Then there is Donna Elvira (Layla Claire, Soprano), the wife Don Giovanni has abandoned and who is now searching for answers from the father of her unborn child.

Last but not least, we have Zerlina (Hélène Guilmette, Soprano) and Masetto (Stephen Hegedus, Bass-Baritone), whose wedding day is ruined by Giovanni’s attempted seduction of the bride.

After multiple failed attempts by these many foes to bring Don Giovanni to justice, the renowned lothario must face the ultimate judgment in the end.

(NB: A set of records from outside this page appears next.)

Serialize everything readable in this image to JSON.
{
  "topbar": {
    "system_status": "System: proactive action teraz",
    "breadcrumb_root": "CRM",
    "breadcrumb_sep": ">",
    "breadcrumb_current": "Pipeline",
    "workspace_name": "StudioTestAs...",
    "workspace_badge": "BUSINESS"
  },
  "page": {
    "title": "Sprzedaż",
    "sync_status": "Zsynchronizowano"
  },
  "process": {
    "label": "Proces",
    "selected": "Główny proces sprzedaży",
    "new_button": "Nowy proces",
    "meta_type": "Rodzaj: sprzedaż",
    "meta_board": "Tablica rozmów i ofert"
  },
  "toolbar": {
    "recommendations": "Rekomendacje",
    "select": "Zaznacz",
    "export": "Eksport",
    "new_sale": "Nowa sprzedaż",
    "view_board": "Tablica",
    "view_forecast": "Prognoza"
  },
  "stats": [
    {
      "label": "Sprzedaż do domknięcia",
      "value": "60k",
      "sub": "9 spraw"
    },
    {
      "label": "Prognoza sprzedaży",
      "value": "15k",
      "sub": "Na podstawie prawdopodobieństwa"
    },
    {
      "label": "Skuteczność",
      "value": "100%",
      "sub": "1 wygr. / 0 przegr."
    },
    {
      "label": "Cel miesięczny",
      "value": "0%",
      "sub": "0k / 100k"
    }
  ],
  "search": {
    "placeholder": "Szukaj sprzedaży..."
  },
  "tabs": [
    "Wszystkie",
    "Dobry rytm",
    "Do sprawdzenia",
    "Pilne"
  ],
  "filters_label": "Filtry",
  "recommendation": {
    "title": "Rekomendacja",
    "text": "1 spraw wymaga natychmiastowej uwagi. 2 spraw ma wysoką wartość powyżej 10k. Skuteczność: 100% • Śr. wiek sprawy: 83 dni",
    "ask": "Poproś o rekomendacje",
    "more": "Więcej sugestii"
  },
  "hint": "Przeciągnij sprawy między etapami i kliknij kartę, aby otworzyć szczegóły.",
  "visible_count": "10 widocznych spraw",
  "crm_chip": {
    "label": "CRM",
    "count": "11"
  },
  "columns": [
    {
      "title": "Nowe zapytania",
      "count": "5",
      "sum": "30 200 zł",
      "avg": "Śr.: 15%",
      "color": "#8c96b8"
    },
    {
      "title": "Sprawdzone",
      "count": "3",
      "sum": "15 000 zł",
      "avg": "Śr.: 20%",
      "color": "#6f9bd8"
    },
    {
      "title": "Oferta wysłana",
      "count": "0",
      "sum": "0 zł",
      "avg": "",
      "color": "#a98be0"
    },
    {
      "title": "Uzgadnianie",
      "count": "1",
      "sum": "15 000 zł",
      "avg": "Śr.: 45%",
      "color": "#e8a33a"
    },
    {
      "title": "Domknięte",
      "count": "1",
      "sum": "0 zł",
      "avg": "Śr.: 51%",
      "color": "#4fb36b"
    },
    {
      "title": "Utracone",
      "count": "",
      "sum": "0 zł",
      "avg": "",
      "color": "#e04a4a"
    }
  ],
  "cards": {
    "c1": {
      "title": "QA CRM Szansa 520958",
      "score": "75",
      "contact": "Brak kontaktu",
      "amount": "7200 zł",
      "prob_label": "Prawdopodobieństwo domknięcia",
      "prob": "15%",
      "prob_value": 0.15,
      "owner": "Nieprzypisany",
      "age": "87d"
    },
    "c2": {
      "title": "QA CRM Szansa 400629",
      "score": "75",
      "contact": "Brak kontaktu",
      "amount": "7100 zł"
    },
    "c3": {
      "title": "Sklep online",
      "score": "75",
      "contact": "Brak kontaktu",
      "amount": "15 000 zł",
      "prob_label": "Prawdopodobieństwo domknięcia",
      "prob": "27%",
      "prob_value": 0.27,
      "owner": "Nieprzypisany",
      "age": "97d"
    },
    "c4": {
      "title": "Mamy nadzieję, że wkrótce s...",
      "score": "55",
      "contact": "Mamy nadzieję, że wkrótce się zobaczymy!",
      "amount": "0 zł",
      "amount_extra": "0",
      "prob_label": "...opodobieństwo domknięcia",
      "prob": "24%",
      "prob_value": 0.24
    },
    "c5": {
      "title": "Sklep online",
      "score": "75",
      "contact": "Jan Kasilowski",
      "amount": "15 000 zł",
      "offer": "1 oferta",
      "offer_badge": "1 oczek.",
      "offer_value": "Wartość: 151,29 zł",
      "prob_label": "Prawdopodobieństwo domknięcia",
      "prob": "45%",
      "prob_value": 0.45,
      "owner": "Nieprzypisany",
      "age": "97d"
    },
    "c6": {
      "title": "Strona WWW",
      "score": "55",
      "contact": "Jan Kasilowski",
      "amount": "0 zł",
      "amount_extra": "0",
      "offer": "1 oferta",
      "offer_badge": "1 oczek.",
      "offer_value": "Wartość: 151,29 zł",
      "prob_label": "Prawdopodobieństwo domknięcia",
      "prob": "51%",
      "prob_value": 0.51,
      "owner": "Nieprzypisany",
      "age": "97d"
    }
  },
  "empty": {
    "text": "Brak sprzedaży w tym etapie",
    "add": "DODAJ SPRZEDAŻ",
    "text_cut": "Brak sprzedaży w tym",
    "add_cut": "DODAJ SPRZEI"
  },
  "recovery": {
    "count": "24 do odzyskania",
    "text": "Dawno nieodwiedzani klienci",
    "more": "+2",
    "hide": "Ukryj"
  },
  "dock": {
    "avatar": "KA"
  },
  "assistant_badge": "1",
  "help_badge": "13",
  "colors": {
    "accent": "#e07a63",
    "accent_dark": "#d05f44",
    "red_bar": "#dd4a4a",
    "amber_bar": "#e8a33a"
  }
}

In his debut as conductor for L’OdM, Jordan DeSouza led a beautiful interpretation of Mozart’s work, unfortunately I cannot say the same for the production itself. Also making his OdM debut, stage director David Lefkowich did not seem able to deliver “Don Giovanni” with a clear and concise voice. Much like the art of seduction, when coupling the comedic and the dramatic, one must tread lightly and act with precision. An approach that would have been appreciated in the opening scene, when what appears to be a very passionate encounter between Donna Anna and Don Giovanni quickly turns into a rather aggressive scene of attempted rape.  This may sound extreme, but so did wondering whether this production should open with a trigger warning. A thought which lead me to also question why the traditional pre-show warning was not delivered regarding the gunshots that occur in the two acts.

The very strong cast features seven leads, and so it felt very natural to have maintained a minimalist approach to the set and costumes. An approach which lends itself perfectly to have the lighting tell the story the physical backdrop could not deliver alone. However, the dramatic effects of the lighting were sparse and sporadic at best, with some obvious missed opportunities to elevate the production from solid to remarkable. All that being said, the energy and enthusiasm of this opera, as exemplified in this production by Daniel Okulitch as Leporello, will surely continue to woo audiences new and old alike.

Photos by Yves Renaud